• [YOUR TASK]:
Filter the listing below, keeping only the lines with the word "label".

==============================

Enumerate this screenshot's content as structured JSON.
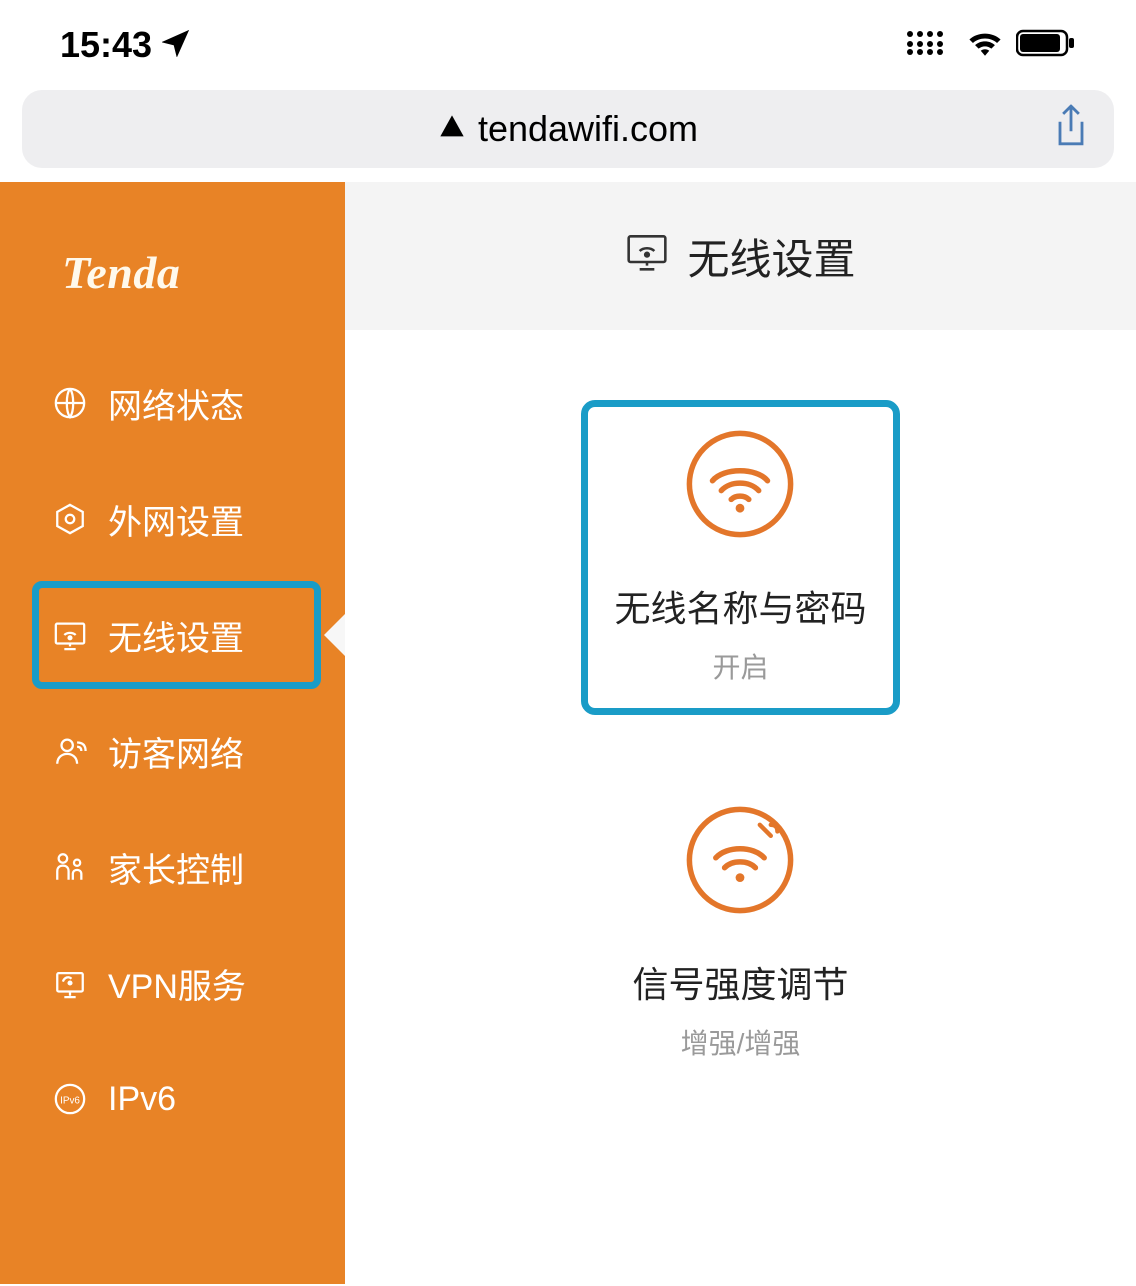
{
  "status": {
    "time": "15:43"
  },
  "browser": {
    "url": "tendawifi.com"
  },
  "sidebar": {
    "logo": "Tenda",
    "items": [
      {
        "label": "网络状态",
        "icon": "globe"
      },
      {
        "label": "外网设置",
        "icon": "hex"
      },
      {
        "label": "无线设置",
        "icon": "wifi-box"
      },
      {
        "label": "访客网络",
        "icon": "guest"
      },
      {
        "label": "家长控制",
        "icon": "parent"
      },
      {
        "label": "VPN服务",
        "icon": "vpn"
      },
      {
        "label": "IPv6",
        "icon": "ipv6"
      }
    ]
  },
  "main": {
    "header": "无线设置",
    "cards": [
      {
        "title": "无线名称与密码",
        "sub": "开启"
      },
      {
        "title": "信号强度调节",
        "sub": "增强/增强"
      }
    ]
  }
}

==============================

• [EXERCISE RESULT]:
        "label": "网络状态",
        "label": "外网设置",
        "label": "无线设置",
        "label": "访客网络",
        "label": "家长控制",
        "label": "VPN服务",
        "label": "IPv6",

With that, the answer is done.